**6.5.**

For studying various surface contours, optical flat is kept at certain inclination over the

surface to be tested. Normally daylight is used and spectrum of daylight has a wavelength of

approximately 0.0005 mm. Thus each fringe interval corresponds to a change in elevation of

the surface of 0.0025 mm. This clearly shows precision of the test. One more important point

to be kept in mind is that the contour of each fringe lies on points of equal height relative to

the surface of optical flat. Hence the fringe pattern as viewed through optical flat will represent

the contour map of the surface under test and spacing of fringes will represent height intervals

relative to the optical flat of X./2.

In the study of the surface contours it is important to know as to where the optical flat

is in contact with the surface being tested. The point or line of contact is usually where pressure

is applied causing the air film to be squeezed thin at that place.
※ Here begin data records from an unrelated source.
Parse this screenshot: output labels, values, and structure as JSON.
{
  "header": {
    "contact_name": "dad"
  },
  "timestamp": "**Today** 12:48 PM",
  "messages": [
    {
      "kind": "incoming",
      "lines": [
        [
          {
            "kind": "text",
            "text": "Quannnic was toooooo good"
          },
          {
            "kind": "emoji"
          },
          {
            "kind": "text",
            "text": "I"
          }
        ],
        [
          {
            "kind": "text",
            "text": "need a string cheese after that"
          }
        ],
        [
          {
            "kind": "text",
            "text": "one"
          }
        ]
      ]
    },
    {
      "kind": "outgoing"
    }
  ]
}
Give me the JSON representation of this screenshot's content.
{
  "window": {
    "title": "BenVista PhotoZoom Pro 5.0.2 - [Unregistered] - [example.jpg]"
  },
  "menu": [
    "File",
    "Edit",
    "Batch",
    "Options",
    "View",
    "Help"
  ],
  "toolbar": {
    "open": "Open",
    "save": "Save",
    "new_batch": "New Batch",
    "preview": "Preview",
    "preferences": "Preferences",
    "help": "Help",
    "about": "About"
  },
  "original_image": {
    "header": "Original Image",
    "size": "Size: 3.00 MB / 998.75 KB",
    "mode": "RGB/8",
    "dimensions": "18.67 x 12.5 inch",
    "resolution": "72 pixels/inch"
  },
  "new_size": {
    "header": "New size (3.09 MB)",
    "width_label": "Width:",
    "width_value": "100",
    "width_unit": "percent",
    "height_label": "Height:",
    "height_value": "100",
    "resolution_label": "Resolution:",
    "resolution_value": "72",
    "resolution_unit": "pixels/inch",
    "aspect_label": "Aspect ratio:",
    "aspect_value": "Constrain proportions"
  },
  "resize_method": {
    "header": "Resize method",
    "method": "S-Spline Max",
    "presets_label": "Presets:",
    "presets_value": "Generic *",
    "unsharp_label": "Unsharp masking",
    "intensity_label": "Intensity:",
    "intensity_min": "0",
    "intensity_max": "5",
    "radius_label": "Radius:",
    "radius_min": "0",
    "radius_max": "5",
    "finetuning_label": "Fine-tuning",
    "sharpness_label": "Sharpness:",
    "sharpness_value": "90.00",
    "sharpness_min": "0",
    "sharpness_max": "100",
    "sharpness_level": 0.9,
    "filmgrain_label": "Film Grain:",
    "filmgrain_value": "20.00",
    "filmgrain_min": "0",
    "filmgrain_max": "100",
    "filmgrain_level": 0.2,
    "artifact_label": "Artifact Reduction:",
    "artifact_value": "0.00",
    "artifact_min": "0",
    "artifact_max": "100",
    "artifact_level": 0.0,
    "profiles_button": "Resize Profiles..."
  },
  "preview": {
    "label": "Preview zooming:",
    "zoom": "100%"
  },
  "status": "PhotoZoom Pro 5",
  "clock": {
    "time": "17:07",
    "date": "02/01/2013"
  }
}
In mono-chromatic light, the

bands are sharper near the point of contact; and in daylight the point of contact can be seen

as the colour of the surface being tested.

LetXXbe the line of contact in Fig. 6.9. Contour BAB shows that all the points on it are

at equal height from the surface of the optical flat. Points A and C are at the centre of two

contours BAB and DCD. It is obvious in Fig. 6.9 that edge at B is X/2 higher or lower than C.

The air gap will keep on increasing as we move away from XX.

As BAB represents points at equal height, it means that B is

actually higher than C. This means that edges of this surface

are higher and central portion is lower, thus, it is concave

surface. Hence the general rule is that if the bands curve

around the point or line of contact, the surface is convex, and

if the bands curve in opposite direction, the surface is concave

(Fig. 6.10). The idea of the magnitude of convexity or concavity

can be had by the curvature of the bands. If the curvature of bands is more it indicates more

convexity and vice versa (Fig. 6.11).

**Concave surface Convex surface**

**Fig. 6.10**

**Less convex More convex**

**Fig. 6.11**

Let us consider any surface having a scratch. The interference dark bands is that case

will be as shown in Fig. 6.10. Let D be the distance

between two fringes and d be the distance due to

Thus it is

possible to determine the depth of scratch also by this

method.

Fig. 6.13 shows two high or low spots, which can

be checked by pressure test, i.e. if by applying pressure

at the point, the fringes move closer together, surface

is valley. If fringes move apart, surface is hill.

**Fig. 6.12. AX is line of contact and scratch**

**is along line YY.**

**Fig. 6.13. Surface with two high/low spots.**

**Fig. 6.14. Surface worn at edges.**

**Fig. 6.9. Convex surface.**

Fig. 6.14 here shows that surface in the middle is flat and at ends, it has got worn away

and has thus become convex. This type of surface is generally encountered in the workshop as

the surface tends to round off from the edges due to lapping, wear etc.

Similarly other surfaces can also be predicted if these general rules are followed.